ENTRIES SHOWN -
________________
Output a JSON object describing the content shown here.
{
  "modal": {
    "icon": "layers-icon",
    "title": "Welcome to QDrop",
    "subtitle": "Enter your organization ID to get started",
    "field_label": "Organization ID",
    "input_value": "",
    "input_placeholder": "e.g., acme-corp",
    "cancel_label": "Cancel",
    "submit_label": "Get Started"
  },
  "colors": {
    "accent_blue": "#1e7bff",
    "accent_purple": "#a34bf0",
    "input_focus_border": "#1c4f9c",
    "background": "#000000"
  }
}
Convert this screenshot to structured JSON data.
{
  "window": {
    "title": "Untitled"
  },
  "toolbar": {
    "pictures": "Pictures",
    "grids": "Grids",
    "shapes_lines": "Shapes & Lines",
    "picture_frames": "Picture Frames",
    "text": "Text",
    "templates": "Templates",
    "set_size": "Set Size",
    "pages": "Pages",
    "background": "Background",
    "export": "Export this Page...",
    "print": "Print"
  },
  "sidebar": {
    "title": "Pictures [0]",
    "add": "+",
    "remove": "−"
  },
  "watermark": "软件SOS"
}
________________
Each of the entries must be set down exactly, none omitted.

Output a JSON object describing the content shown here.
{
  "modal": {
    "icon": "layers-icon",
    "title": "Welcome to QDrop",
    "subtitle": "Enter your organization ID to get started",
    "field_label": "Organization ID",
    "input_value": "",
    "input_placeholder": "e.g., acme-corp",
    "cancel_label": "Cancel",
    "submit_label": "Get Started"
  },
  "colors": {
    "accent_blue": "#1e7bff",
    "accent_purple": "#a34bf0",
    "input_focus_border": "#1c4f9c",
    "background": "#000000"
  }
}
Convert this screenshot to structured JSON data.
{
  "window": {
    "title": "Untitled"
  },
  "toolbar": {
    "pictures": "Pictures",
    "grids": "Grids",
    "shapes_lines": "Shapes & Lines",
    "picture_frames": "Picture Frames",
    "text": "Text",
    "templates": "Templates",
    "set_size": "Set Size",
    "pages": "Pages",
    "background": "Background",
    "export": "Export this Page...",
    "print": "Print"
  },
  "sidebar": {
    "title": "Pictures [0]",
    "add": "+",
    "remove": "−"
  },
  "watermark": "软件SOS"
}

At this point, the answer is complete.